EXERCISE:
I would like every entry below written out exactly.

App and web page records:

--- START ---

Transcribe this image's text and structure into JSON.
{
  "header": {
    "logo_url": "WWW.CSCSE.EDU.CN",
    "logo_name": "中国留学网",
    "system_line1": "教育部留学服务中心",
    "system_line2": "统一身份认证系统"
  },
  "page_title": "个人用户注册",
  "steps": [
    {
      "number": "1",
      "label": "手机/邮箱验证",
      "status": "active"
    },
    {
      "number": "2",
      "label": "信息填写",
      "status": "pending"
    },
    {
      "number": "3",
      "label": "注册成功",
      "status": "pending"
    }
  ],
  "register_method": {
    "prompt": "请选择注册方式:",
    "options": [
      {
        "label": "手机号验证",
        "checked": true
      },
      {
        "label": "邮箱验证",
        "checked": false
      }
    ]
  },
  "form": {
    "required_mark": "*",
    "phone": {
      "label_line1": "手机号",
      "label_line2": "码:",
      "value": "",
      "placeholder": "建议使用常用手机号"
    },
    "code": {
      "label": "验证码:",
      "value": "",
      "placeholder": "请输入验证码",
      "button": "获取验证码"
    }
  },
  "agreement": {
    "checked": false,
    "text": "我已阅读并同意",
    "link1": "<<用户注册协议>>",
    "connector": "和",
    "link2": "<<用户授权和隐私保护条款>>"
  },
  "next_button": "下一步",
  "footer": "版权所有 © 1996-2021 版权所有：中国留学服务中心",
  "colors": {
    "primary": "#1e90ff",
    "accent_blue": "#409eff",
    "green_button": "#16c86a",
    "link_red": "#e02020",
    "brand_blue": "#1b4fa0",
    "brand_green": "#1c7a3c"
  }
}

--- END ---

EXERCISE OUTPUT:
Transcribe this image's text and structure into JSON.
{
  "header": {
    "logo_url": "WWW.CSCSE.EDU.CN",
    "logo_name": "中国留学网",
    "system_line1": "教育部留学服务中心",
    "system_line2": "统一身份认证系统"
  },
  "page_title": "个人用户注册",
  "steps": [
    {
      "number": "1",
      "label": "手机/邮箱验证",
      "status": "active"
    },
    {
      "number": "2",
      "label": "信息填写",
      "status": "pending"
    },
    {
      "number": "3",
      "label": "注册成功",
      "status": "pending"
    }
  ],
  "register_method": {
    "prompt": "请选择注册方式:",
    "options": [
      {
        "label": "手机号验证",
        "checked": true
      },
      {
        "label": "邮箱验证",
        "checked": false
      }
    ]
  },
  "form": {
    "required_mark": "*",
    "phone": {
      "label_line1": "手机号",
      "label_line2": "码:",
      "value": "",
      "placeholder": "建议使用常用手机号"
    },
    "code": {
      "label": "验证码:",
      "value": "",
      "placeholder": "请输入验证码",
      "button": "获取验证码"
    }
  },
  "agreement": {
    "checked": false,
    "text": "我已阅读并同意",
    "link1": "<<用户注册协议>>",
    "connector": "和",
    "link2": "<<用户授权和隐私保护条款>>"
  },
  "next_button": "下一步",
  "footer": "版权所有 © 1996-2021 版权所有：中国留学服务中心",
  "colors": {
    "primary": "#1e90ff",
    "accent_blue": "#409eff",
    "green_button": "#16c86a",
    "link_red": "#e02020",
    "brand_blue": "#1b4fa0",
    "brand_green": "#1c7a3c"
  }
}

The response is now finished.